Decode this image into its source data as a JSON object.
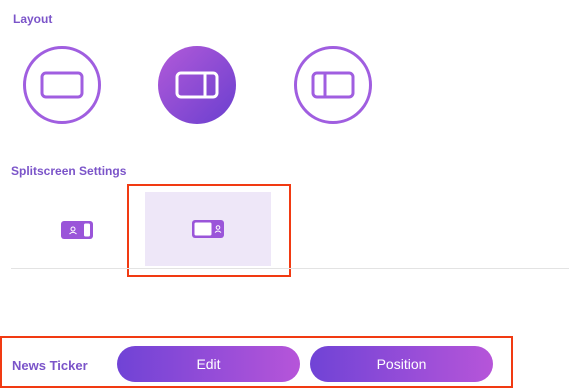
{
  "layout": {
    "label": "Layout",
    "options": [
      {
        "name": "fullscreen",
        "selected": false
      },
      {
        "name": "split-right",
        "selected": true
      },
      {
        "name": "split-left",
        "selected": false
      }
    ]
  },
  "splitscreen": {
    "label": "Splitscreen Settings",
    "options": [
      {
        "name": "overlay-left",
        "selected": false
      },
      {
        "name": "overlay-right",
        "selected": true
      }
    ]
  },
  "news_ticker": {
    "label": "News Ticker",
    "edit_label": "Edit",
    "position_label": "Position"
  },
  "colors": {
    "accent": "#7b54c9",
    "gradient_start": "#7043d6",
    "gradient_end": "#b655d9",
    "highlight": "#f13a12",
    "selected_bg": "#eee7f8"
  }
}
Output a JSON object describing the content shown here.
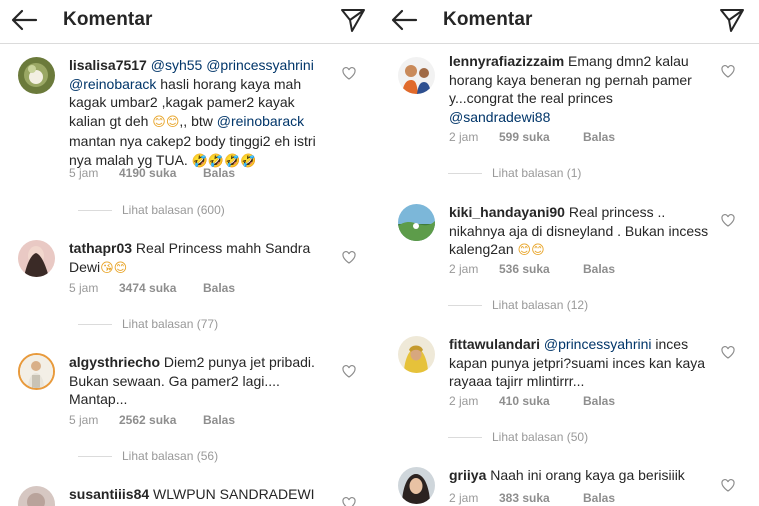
{
  "left": {
    "header": {
      "title": "Komentar"
    },
    "comments": [
      {
        "username": "lisalisa7517",
        "mention1": "@syh55",
        "mention2": "@princessyahrini",
        "mention3": "@reinobarack",
        "text1": " hasli horang kaya mah kagak umbar2 ,kagak pamer2 kayak kalian gt deh ",
        "emoji1": "😊😊",
        "text2": ",, btw ",
        "mention4": "@reinobarack",
        "text3": " mantan nya cakep2 body tinggi2 eh istri nya malah yg TUA. ",
        "emoji2": "🤣🤣🤣🤣",
        "time": "5 jam",
        "likes": "4190 suka",
        "reply": "Balas",
        "view_replies": "Lihat balasan (600)"
      },
      {
        "username": "tathapr03",
        "text1": " Real Princess mahh Sandra Dewi",
        "emoji1": "😘😊",
        "time": "5 jam",
        "likes": "3474 suka",
        "reply": "Balas",
        "view_replies": "Lihat balasan (77)"
      },
      {
        "username": "algysthriecho",
        "text1": " Diem2 punya jet pribadi. Bukan sewaan. Ga pamer2 lagi.... Mantap...",
        "time": "5 jam",
        "likes": "2562 suka",
        "reply": "Balas",
        "view_replies": "Lihat balasan (56)"
      },
      {
        "username": "susantiiis84",
        "text1": " WLWPUN SANDRADEWI"
      }
    ]
  },
  "right": {
    "header": {
      "title": "Komentar"
    },
    "comments": [
      {
        "username": "lennyrafiazizzaim",
        "text1": " Emang dmn2 kalau horang kaya beneran ng pernah pamer y...congrat the real princes ",
        "mention1": "@sandradewi88",
        "time": "2 jam",
        "likes": "599 suka",
        "reply": "Balas",
        "view_replies": "Lihat balasan (1)"
      },
      {
        "username": "kiki_handayani90",
        "text1": " Real princess .. nikahnya aja di disneyland . Bukan incess kaleng2an ",
        "emoji1": "😊😊",
        "time": "2 jam",
        "likes": "536 suka",
        "reply": "Balas",
        "view_replies": "Lihat balasan (12)"
      },
      {
        "username": "fittawulandari",
        "mention1": "@princessyahrini",
        "text1": " inces kapan punya jetpri?suami inces kan kaya rayaaa tajirr mlintirrr...",
        "time": "2 jam",
        "likes": "410 suka",
        "reply": "Balas",
        "view_replies": "Lihat balasan (50)"
      },
      {
        "username": "griiya",
        "text1": " Naah ini orang kaya ga berisiiik",
        "time": "2 jam",
        "likes": "383 suka",
        "reply": "Balas"
      }
    ]
  }
}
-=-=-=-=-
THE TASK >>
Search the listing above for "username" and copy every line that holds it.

ANSWER FOR THIS EXERCISE >>
        "username": "lisalisa7517",
        "username": "tathapr03",
        "username": "algysthriecho",
        "username": "susantiiis84",
        "username": "lennyrafiazizzaim",
        "username": "kiki_handayani90",
        "username": "fittawulandari",
        "username": "griiya",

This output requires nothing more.